Analytic TDDFT/C-PCM Hessian has been implemented in Q-Chem. Normal mode analysis for a system in solution can be performed with the frequency calculation by TDDFT/C-PCM method. The $rem and $pcm variables for the excited state calculation with TDDFT/C-PCM included in the vertical excitation energy example above are needed.

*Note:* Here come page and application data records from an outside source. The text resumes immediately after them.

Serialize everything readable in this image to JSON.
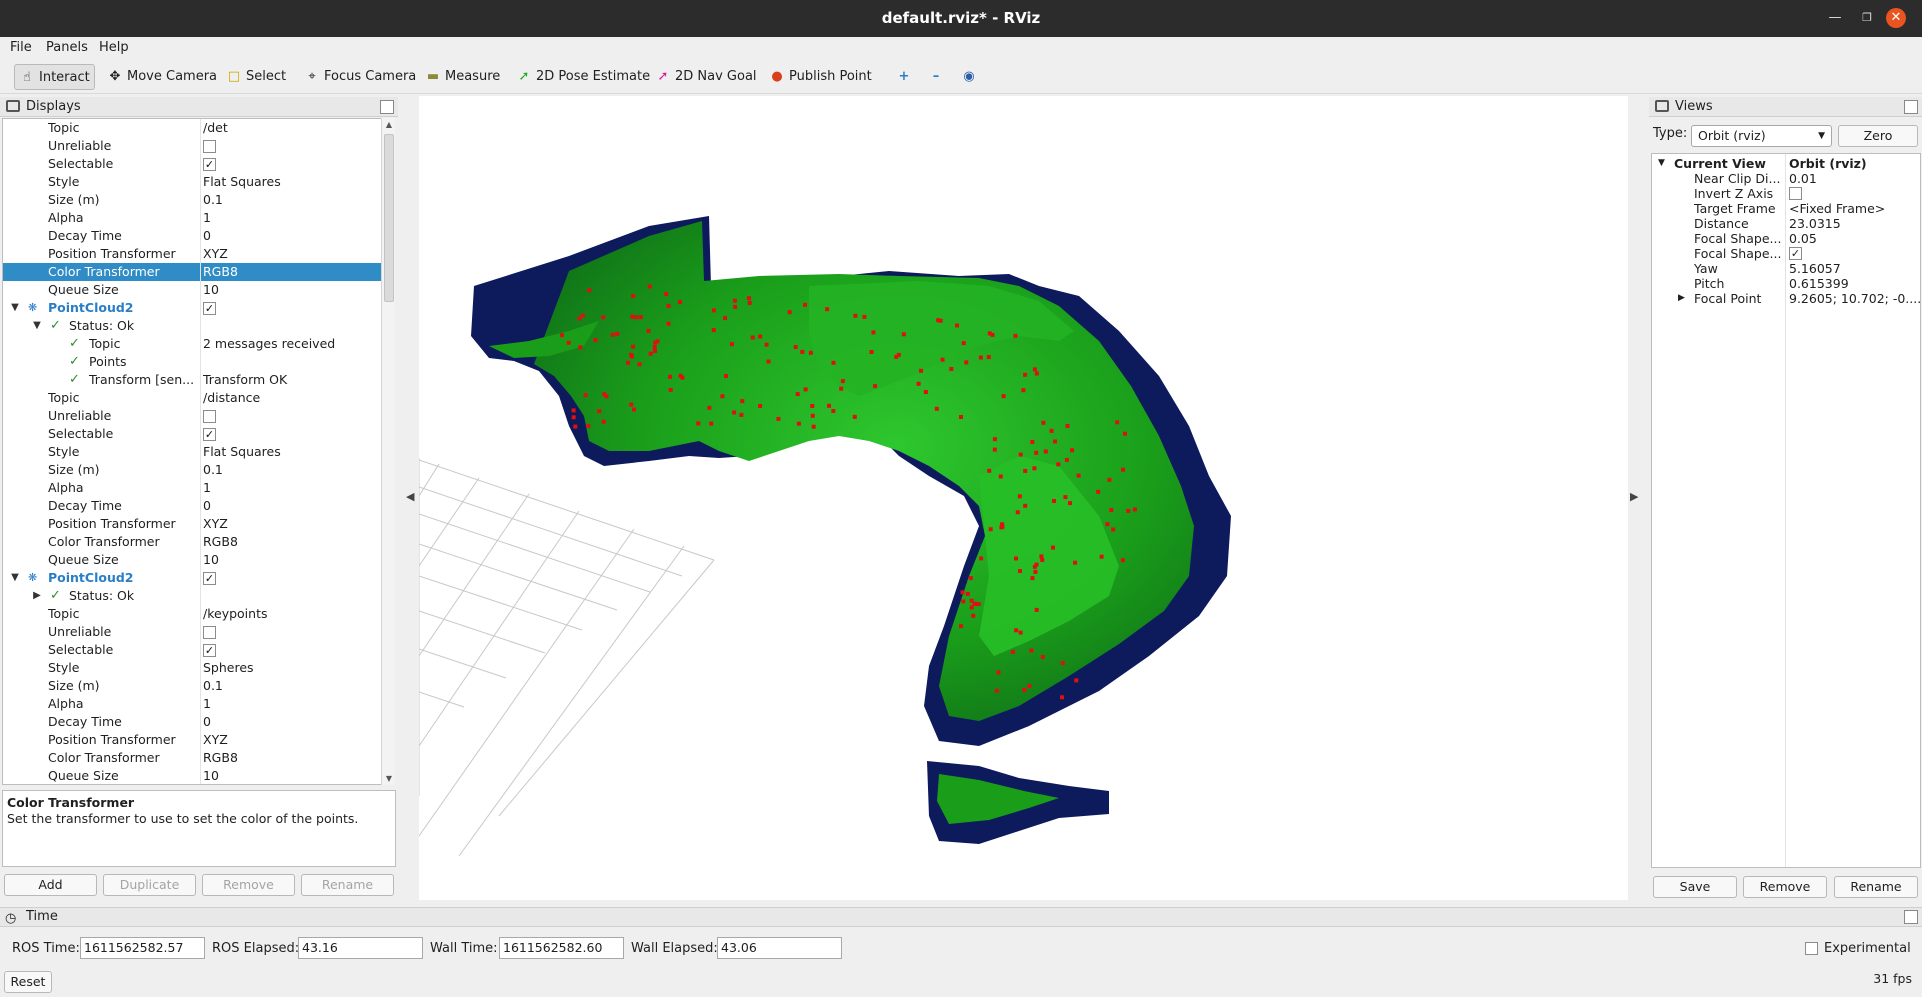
{
  "window": {
    "title": "default.rviz* - RViz"
  },
  "menu": [
    "File",
    "Panels",
    "Help"
  ],
  "toolbar": {
    "interact": "Interact",
    "move_camera": "Move Camera",
    "select": "Select",
    "focus_camera": "Focus Camera",
    "measure": "Measure",
    "pose_estimate": "2D Pose Estimate",
    "nav_goal": "2D Nav Goal",
    "publish_point": "Publish Point"
  },
  "displays": {
    "title": "Displays",
    "rows": [
      {
        "name": "Topic",
        "value": "/det"
      },
      {
        "name": "Unreliable",
        "checked": false
      },
      {
        "name": "Selectable",
        "checked": true
      },
      {
        "name": "Style",
        "value": "Flat Squares"
      },
      {
        "name": "Size (m)",
        "value": "0.1"
      },
      {
        "name": "Alpha",
        "value": "1"
      },
      {
        "name": "Decay Time",
        "value": "0"
      },
      {
        "name": "Position Transformer",
        "value": "XYZ"
      },
      {
        "name": "Color Transformer",
        "value": "RGB8"
      },
      {
        "name": "Queue Size",
        "value": "10"
      },
      {
        "name": "PointCloud2",
        "checked": true
      },
      {
        "name": "Status: Ok"
      },
      {
        "name": "Topic",
        "value": "2 messages received"
      },
      {
        "name": "Points"
      },
      {
        "name": "Transform [sen...",
        "value": "Transform OK"
      },
      {
        "name": "Topic",
        "value": "/distance"
      },
      {
        "name": "Unreliable",
        "checked": false
      },
      {
        "name": "Selectable",
        "checked": true
      },
      {
        "name": "Style",
        "value": "Flat Squares"
      },
      {
        "name": "Size (m)",
        "value": "0.1"
      },
      {
        "name": "Alpha",
        "value": "1"
      },
      {
        "name": "Decay Time",
        "value": "0"
      },
      {
        "name": "Position Transformer",
        "value": "XYZ"
      },
      {
        "name": "Color Transformer",
        "value": "RGB8"
      },
      {
        "name": "Queue Size",
        "value": "10"
      },
      {
        "name": "PointCloud2",
        "checked": true
      },
      {
        "name": "Status: Ok"
      },
      {
        "name": "Topic",
        "value": "/keypoints"
      },
      {
        "name": "Unreliable",
        "checked": false
      },
      {
        "name": "Selectable",
        "checked": true
      },
      {
        "name": "Style",
        "value": "Spheres"
      },
      {
        "name": "Size (m)",
        "value": "0.1"
      },
      {
        "name": "Alpha",
        "value": "1"
      },
      {
        "name": "Decay Time",
        "value": "0"
      },
      {
        "name": "Position Transformer",
        "value": "XYZ"
      },
      {
        "name": "Color Transformer",
        "value": "RGB8"
      },
      {
        "name": "Queue Size",
        "value": "10"
      }
    ],
    "description_title": "Color Transformer",
    "description_text": "Set the transformer to use to set the color of the points.",
    "buttons": {
      "add": "Add",
      "duplicate": "Duplicate",
      "remove": "Remove",
      "rename": "Rename"
    }
  },
  "views": {
    "title": "Views",
    "type_label": "Type:",
    "type_value": "Orbit (rviz)",
    "zero": "Zero",
    "rows": [
      {
        "name": "Current View",
        "value": "Orbit (rviz)"
      },
      {
        "name": "Near Clip Di...",
        "value": "0.01"
      },
      {
        "name": "Invert Z Axis",
        "checked": false
      },
      {
        "name": "Target Frame",
        "value": "<Fixed Frame>"
      },
      {
        "name": "Distance",
        "value": "23.0315"
      },
      {
        "name": "Focal Shape...",
        "value": "0.05"
      },
      {
        "name": "Focal Shape...",
        "checked": true
      },
      {
        "name": "Yaw",
        "value": "5.16057"
      },
      {
        "name": "Pitch",
        "value": "0.615399"
      },
      {
        "name": "Focal Point",
        "value": "9.2605; 10.702; -0...."
      }
    ],
    "buttons": {
      "save": "Save",
      "remove": "Remove",
      "rename": "Rename"
    }
  },
  "time": {
    "title": "Time",
    "ros_time_label": "ROS Time:",
    "ros_time": "1611562582.57",
    "ros_elapsed_label": "ROS Elapsed:",
    "ros_elapsed": "43.16",
    "wall_time_label": "Wall Time:",
    "wall_time": "1611562582.60",
    "wall_elapsed_label": "Wall Elapsed:",
    "wall_elapsed": "43.06",
    "experimental": "Experimental",
    "reset": "Reset",
    "fps": "31 fps"
  },
  "colors": {
    "selection": "#308cc6",
    "cloud_green": "#1e9b1e",
    "cloud_navy": "#0d1a5c",
    "keypoint_red": "#e01010",
    "grid": "#c8c8c8"
  }
}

When the properties of large systems are calculated, you must pay attention to the memory limit.
$molecule 0 2 C 1.004123 -0.180454 0.000000 O -0.246002 0.596152 0.000000 O -1.312366 -0.230256 0.000000 H 1.810765 0.567203 0.000000 H 1.036648 -0.805445 -0.904798 H 1.036648 -0.805445 0.904798 $end $rem JOBTYPE opt EXCHANGE b3lyp CIS_STATE_DERIV 1 BASIS 6-31G* CIS_N_ROOTS 10 CIS_SINGLETS true CIS_TRIPLETS false XC_GRID 000075000302 RPA 0 $end @@@ $molecule read $end $rem JOBTYPE freq EXCHANGE b3lyp CIS_STATE_DERIV 1 BASIS 6-31G* CIS_N_ROOTS 10 CIS_SINGLETS true CIS_TRIPLETS false XC_GRID 000075000302 RPA 0 $end
$molecule 0 1 C -0.0000000 0.6920860 1.4656691 C -0.0000000 -0.6920860 1.4656691 C -0.0000000 -1.1528931 0.1065000 C 0.0000000 -0.0000000 -0.7957576 C 0.0000000 1.1528931 0.1065000 O 0.0000000 -0.0000000 -2.0301721 H -0.0000000 1.3254423 2.3427356 H -0.0000000 -1.3254423 2.3427356 H -0.0000000 -2.1834532 -0.2231979 H 0.0000000 2.1834532 -0.2231979 $end $rem JOBTYPE opt EXCHANGE b3lyp CIS_N_ROOTS 5 CIS_SINGLETS true CIS_TRIPLETS true CIS_STATE_DERIV 1 Lowest TDDFT state BASIS 6-311G* XC_GRID 3 SOLVENT_METHOD pcm THRESH 12 $end $pcm Theory CPCM Method SWIG Solver Inversion Radii Bondi $end $solvent Dielectric 32.613 $end
$molecule 0 1 C 0.0000000000 0.6940558365 1.4635362645 C 0.0000000000 -0.6940558367 1.4635362652 C 0.0000000000 -1.1539902580 0.1063088532 C 0.0000000000 0.0000000000 -0.7890068343 C 0.0000000000 1.1539902569 0.1063088524 O 0.0000000000 0.0000000000 -2.0333287471 H 0.0000000000 1.3287019844 2.3394236351 H 0.0000000000 -1.3287019837 2.3394236361 H 0.0000000000 -2.1861329696 -0.2193590119 H 0.0000000000 2.1861329678 -0.2193590131 $end $rem JOBTYPE freq EXCHANGE b3lyp CIS_N_ROOTS 5 CIS_SINGLETS true CIS_TRIPLETS true CIS_STATE_DERIV 1 Lowest TDDFT state BASIS 6-311G* XC_GRID 3 SOLVENT_METHOD pcm MEM_STATIC 4000 MEM_TOTAL 24000 CPSCF_NSEG 3 THRESH 12 $end $pcm Theory CPCM Method SWIG Solver Inversion Radii Bondi $end $solvent Dielectric 32.613 $end